Garo Nalbandian

The interior of the Capernaum synagogue, a large, glistening white limestone structure. Although the synagogue was built in the late Roman style popular in the second and third centuries A.D., Italian archaeologists who excavated the site in 1981 say that the synagogue dates to the Byzantine period—the late fourth or early fifth century A.D.

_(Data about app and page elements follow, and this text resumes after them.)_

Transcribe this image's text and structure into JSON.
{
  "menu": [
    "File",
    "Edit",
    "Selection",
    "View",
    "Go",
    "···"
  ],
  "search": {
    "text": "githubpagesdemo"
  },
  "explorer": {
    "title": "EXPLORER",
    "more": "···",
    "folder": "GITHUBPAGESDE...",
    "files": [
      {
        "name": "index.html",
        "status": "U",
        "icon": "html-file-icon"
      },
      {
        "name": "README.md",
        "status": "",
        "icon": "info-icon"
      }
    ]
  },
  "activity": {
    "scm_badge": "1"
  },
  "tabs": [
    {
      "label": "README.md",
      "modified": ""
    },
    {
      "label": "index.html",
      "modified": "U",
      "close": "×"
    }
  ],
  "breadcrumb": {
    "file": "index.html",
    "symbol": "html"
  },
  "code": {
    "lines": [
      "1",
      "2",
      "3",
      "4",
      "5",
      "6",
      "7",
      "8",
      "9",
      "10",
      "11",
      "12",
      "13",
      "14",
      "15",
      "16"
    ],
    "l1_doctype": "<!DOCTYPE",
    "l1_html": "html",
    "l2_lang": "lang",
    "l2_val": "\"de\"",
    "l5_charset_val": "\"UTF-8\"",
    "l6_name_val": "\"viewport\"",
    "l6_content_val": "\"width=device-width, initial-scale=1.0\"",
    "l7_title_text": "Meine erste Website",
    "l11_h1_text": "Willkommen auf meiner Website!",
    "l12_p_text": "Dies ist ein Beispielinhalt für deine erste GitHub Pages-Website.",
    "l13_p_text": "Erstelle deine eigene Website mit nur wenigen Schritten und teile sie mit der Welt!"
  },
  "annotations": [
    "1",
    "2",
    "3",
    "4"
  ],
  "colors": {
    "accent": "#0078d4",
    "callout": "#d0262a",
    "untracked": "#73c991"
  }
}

In this photo, taken before 1981, we see the rear or north end of the synagogue—the solid structure at left, 27 feet across. Two rows of columns, perpendicular to the north wall, divide the interior into a central nave and two side aisles—one on the west (foreground) and the other on the east (background). On the left, the row of columns creates a third aisle at the back of the synagogue. In 1981, excavators dug an east-west trench across the nave, revealing a black basalt floor. Both ends of this floor ran up to basalt walls that were directly under the stylobates for the limestone columns that create the two side aisles. (Stylobates are low walls supporting columns.) Pottery found in and under this basalt floor clearly dates the basalt structure to the first century A.D. or earlier. Since the site of a synagogue rarely changed in antiquity, this basalt building, which closely follows the plan of the later limestone synagogue, must also be a synagogue, and very likely the one in which Jesus preached.